* ASSIGNMENT *
Filter the entries that follow, copying every line in which the word "title" appears.

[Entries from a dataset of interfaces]
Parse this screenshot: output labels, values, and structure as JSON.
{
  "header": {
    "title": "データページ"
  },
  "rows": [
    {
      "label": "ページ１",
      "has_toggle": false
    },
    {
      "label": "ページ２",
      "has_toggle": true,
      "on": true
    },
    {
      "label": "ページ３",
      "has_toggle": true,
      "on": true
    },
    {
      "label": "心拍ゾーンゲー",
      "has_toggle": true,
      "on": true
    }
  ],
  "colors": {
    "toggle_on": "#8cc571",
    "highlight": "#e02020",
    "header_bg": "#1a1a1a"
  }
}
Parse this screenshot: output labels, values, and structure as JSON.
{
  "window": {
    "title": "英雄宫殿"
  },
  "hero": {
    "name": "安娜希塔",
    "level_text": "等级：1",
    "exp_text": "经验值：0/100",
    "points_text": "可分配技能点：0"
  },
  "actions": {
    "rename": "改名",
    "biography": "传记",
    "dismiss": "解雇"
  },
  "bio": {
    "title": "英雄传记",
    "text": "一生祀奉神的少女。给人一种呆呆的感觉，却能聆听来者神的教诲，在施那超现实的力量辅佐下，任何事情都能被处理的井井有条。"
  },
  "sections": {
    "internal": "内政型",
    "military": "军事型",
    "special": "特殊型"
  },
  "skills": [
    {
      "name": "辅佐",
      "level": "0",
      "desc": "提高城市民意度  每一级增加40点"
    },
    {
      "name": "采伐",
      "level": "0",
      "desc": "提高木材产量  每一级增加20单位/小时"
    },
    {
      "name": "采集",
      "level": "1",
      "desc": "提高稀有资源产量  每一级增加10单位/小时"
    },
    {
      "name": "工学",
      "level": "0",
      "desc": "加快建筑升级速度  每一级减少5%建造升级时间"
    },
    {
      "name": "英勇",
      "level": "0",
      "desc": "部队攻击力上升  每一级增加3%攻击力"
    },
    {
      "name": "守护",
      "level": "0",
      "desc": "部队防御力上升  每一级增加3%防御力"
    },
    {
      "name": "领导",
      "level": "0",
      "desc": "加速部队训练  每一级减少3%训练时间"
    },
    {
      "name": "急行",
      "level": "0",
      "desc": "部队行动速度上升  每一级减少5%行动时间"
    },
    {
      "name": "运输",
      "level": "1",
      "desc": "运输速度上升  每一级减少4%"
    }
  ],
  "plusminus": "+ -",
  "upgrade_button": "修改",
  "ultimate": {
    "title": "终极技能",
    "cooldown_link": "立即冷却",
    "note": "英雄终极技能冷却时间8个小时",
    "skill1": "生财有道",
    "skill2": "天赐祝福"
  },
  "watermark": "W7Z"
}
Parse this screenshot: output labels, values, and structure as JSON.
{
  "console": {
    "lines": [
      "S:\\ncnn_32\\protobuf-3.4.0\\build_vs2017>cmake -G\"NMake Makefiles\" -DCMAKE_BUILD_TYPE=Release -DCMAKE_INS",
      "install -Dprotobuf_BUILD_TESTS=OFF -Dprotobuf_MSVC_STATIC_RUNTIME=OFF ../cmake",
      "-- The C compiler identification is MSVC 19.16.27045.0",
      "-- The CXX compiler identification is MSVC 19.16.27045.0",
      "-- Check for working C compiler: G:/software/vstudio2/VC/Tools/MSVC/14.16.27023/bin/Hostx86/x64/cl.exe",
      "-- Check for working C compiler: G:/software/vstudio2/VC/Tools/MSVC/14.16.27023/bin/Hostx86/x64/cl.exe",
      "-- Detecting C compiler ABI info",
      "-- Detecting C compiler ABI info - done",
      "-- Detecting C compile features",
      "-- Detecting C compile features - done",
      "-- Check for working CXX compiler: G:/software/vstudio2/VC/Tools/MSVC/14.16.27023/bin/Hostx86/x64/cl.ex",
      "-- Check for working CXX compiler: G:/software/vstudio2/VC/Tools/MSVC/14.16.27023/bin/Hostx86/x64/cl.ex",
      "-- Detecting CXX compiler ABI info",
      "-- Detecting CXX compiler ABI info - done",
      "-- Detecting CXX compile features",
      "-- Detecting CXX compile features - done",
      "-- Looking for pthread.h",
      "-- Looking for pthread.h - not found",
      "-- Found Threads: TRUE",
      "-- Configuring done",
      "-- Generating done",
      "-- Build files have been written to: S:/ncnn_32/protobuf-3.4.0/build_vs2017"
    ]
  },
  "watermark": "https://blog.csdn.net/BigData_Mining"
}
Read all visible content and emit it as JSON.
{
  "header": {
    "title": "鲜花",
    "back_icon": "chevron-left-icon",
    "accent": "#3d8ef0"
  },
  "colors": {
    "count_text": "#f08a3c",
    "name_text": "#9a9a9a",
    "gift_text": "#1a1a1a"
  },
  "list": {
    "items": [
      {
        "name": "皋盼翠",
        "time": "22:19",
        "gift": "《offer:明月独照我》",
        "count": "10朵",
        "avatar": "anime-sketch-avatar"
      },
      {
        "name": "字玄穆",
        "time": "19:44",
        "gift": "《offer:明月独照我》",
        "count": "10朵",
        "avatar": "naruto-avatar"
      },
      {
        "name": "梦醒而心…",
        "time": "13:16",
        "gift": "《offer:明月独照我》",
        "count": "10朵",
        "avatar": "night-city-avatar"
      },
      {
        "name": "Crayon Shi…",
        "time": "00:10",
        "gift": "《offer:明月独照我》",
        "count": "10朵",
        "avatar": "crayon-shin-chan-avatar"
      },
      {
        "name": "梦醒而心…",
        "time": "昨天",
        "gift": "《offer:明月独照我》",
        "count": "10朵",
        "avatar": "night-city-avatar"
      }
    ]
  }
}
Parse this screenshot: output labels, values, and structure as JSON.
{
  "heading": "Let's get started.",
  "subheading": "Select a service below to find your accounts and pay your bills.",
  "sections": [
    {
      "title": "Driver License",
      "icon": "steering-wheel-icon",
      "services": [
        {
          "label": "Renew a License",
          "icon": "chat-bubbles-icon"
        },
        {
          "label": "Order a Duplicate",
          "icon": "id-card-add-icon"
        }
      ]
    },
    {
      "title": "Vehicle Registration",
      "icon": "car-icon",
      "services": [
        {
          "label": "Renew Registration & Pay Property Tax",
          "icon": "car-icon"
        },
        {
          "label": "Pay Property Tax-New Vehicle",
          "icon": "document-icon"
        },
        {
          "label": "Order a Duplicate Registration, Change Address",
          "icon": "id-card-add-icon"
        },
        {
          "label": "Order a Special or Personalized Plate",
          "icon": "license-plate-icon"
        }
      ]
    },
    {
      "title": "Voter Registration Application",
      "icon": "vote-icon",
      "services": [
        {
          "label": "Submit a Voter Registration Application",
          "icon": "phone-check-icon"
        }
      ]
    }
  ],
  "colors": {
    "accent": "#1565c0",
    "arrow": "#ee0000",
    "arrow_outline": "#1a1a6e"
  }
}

* FINAL ANSWER *
    "title": "データページ"
    "title": "英雄宫殿"
    "title": "英雄传记",
    "title": "终极技能",
    "title": "鲜花",
      "title": "Driver License",
      "title": "Vehicle Registration",
      "title": "Voter Registration Application",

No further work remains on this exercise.